Johor Sultan enters debate on Islamic body's budget

Sultan Ibrahim wants to see a breakdown of expenses for Jakim, which has a reported annual budget of RM1 billion.
Sultan Ibrahim wants to see a breakdown of expenses for Jakim, which has a reported annual budget of RM1 billion.

JOHOR BARU • The Sultan of Johor has entered a controversial debate surrounding Malaysia's Islamic institutions when he said he wanted to know whether the Islamic Development Department (Jakim) has a reported annual budget of RM1 billion (S$330 million).

Jakim is a key agency under the Prime Minister's Department which, along with the government's Islamic Economic Development Foundation (YaPEIM), has had its roles and financial dealings placed under the spotlight in recent weeks.

Critics of Jakim, YaPEIM and other Islamic institutions question their increasing power to make regulations that affect Muslims and how their big budgets are spent - both sensitive topics in a country where Islam is the official religion.

Jakim is involved widely in Islamic education, including paying the salaries of 15,000 imams (mosque leaders), and is also charged with ensuring that restaurants wanting to serve food to Muslims carry the halal logo.

Malaysia's deputy minister in charge of religious affairs, Datuk Asyraf Wajdi Dusuki, said last month that the department needs its RM1 billion budget to carry out its activities. He said these included thwarting the teachings of the Islamic State in Iraq and Syria (ISIS) to "deviant" sects.

The confirmation of the huge budget for an Islamic body raised eyebrows. In an interview with The Star daily, Johor's Sultan Ibrahim Ismail, in speaking on a range of topics, was asked about the role of Malaysia's nine royal houses as the custodians of Islam amid debate about federal agencies exerting their influence.

His answer was that Jakim can give advice or propose guidelines but it is up to the nine sultans to accept these.

He then asked: "I am curious to know - if it is true - why do they need a RM1 billion budget? Does it include allocations to all the states?"

He said that he planned to bring up the issue at the next Conference of Rulers, meetings held twice a year featuring the sultans and their chief ministers.

"I want them to show me their breakdown for expenses," he was quoted as saying.

Apart from its huge budget, Jakim has had its role questioned for nosing into what some deem as individuals' personal affairs.

Former prime minister Mahathir Mohamad said last month that Jakim was imposing "its version of Islam" on everybody.

"Today, Jakim wants to Islamise everything," Tun Dr Mahathir told reporters after attending an event.

"In the Quran, it says 'there is no compulsion in Islam', but Jakim wants everyone to follow its version of Islam."
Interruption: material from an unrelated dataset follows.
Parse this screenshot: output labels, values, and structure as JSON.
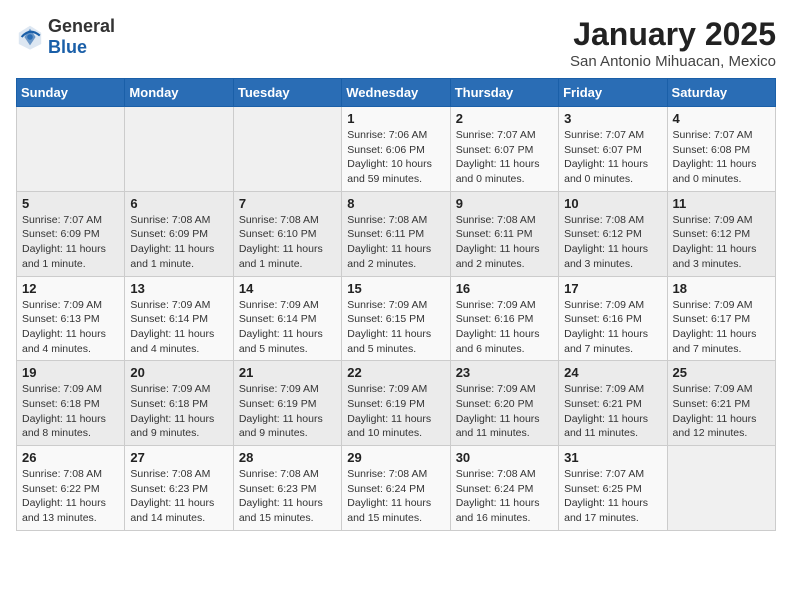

YaPEIM has also had its financial dealings questioned recently. These included questions on why it needed to have a golf-simulator on its premises, and the use of public funds for a trip to the United States involving a top official.
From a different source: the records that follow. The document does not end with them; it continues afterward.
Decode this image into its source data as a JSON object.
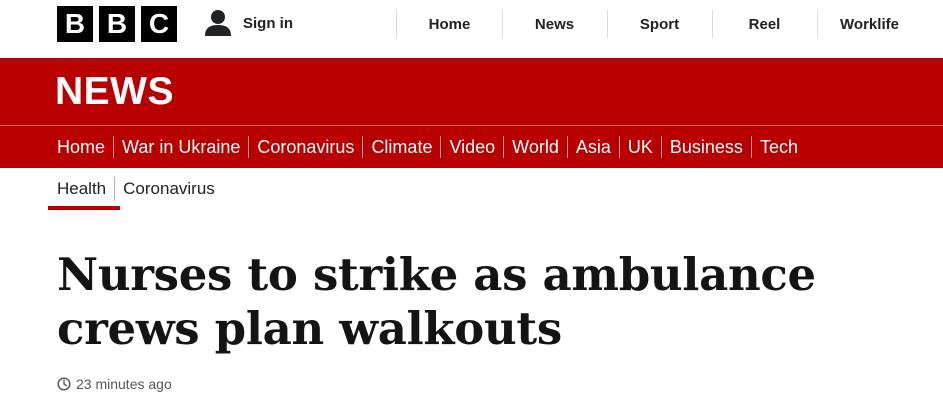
{
  "masthead": {
    "logo_letters": [
      "B",
      "B",
      "C"
    ],
    "signin_label": "Sign in",
    "signin_icon": "user-icon",
    "nav": [
      "Home",
      "News",
      "Sport",
      "Reel",
      "Worklife"
    ]
  },
  "banner": {
    "title": "NEWS",
    "color": "#b80000"
  },
  "section_nav": [
    "Home",
    "War in Ukraine",
    "Coronavirus",
    "Climate",
    "Video",
    "World",
    "Asia",
    "UK",
    "Business",
    "Tech"
  ],
  "sub_nav": {
    "items": [
      "Health",
      "Coronavirus"
    ],
    "active": "Health"
  },
  "article": {
    "headline": "Nurses to strike as ambulance crews plan walkouts",
    "time_icon": "clock-icon",
    "timestamp": "23 minutes ago"
  }
}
YaPEIM's main functions are promoting micro-credit for small businesses, aiding the poor and running Islamic pawnshops.

In the interview, the Johor ruler praised Singapore.

"There is so much we can learn from Singapore. They have done well, let's be honest here.
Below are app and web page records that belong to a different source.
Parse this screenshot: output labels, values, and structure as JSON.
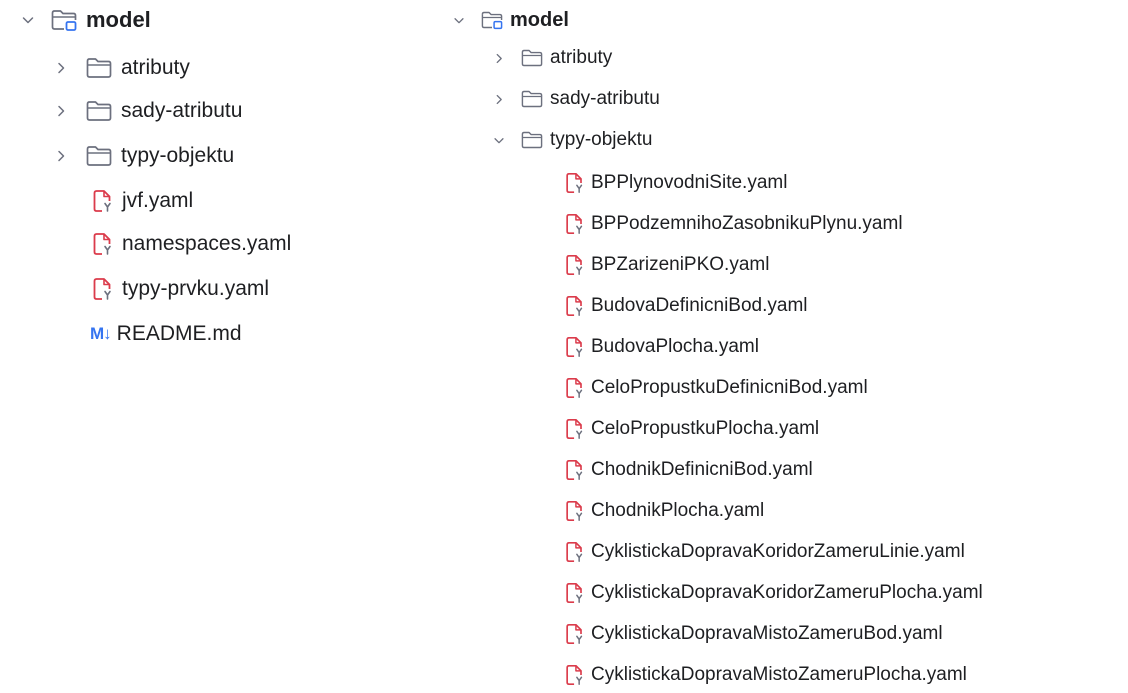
{
  "left_tree": {
    "root": {
      "label": "model",
      "expanded": true
    },
    "folders": [
      {
        "label": "atributy",
        "expanded": false
      },
      {
        "label": "sady-atributu",
        "expanded": false
      },
      {
        "label": "typy-objektu",
        "expanded": false
      }
    ],
    "files": [
      {
        "label": "jvf.yaml",
        "icon": "yaml-file-icon"
      },
      {
        "label": "namespaces.yaml",
        "icon": "yaml-file-icon"
      },
      {
        "label": "typy-prvku.yaml",
        "icon": "yaml-file-icon"
      },
      {
        "label": "README.md",
        "icon": "markdown-file-icon",
        "icon_text": "M↓"
      }
    ]
  },
  "right_tree": {
    "root": {
      "label": "model",
      "expanded": true
    },
    "folders": [
      {
        "label": "atributy",
        "expanded": false
      },
      {
        "label": "sady-atributu",
        "expanded": false
      },
      {
        "label": "typy-objektu",
        "expanded": true
      }
    ],
    "files": [
      "BPPlynovodniSite.yaml",
      "BPPodzemnihoZasobnikuPlynu.yaml",
      "BPZarizeniPKO.yaml",
      "BudovaDefinicniBod.yaml",
      "BudovaPlocha.yaml",
      "CeloPropustkuDefinicniBod.yaml",
      "CeloPropustkuPlocha.yaml",
      "ChodnikDefinicniBod.yaml",
      "ChodnikPlocha.yaml",
      "CyklistickaDopravaKoridorZameruLinie.yaml",
      "CyklistickaDopravaKoridorZameruPlocha.yaml",
      "CyklistickaDopravaMistoZameruBod.yaml",
      "CyklistickaDopravaMistoZameruPlocha.yaml"
    ]
  },
  "colors": {
    "text": "#1e1f22",
    "chevron": "#6c707e",
    "folder_outline": "#6c707e",
    "module_accent": "#3574f0",
    "yaml_icon": "#db3b4b",
    "yaml_badge": "#6c707e",
    "markdown_icon": "#3574f0"
  }
}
"We don't have to go on expensive study trips to Europe or the United States - just go across the Causeway to Singapore, they have done so many things that are correct and efficient," he said.

Sultan Ibrahim also said that Prime Minister Najib Razak should be given "a chance".

"I know the Prime Minister has come under much criticism, but I say give him a chance...

"The year has come to an end, we must move on."

A version of this article appeared in the print edition of The Straits Times on December 28, 2015, with the headline 'Johor Sultan enters debate on Islamic body's budget'. Print Edition | Subscribe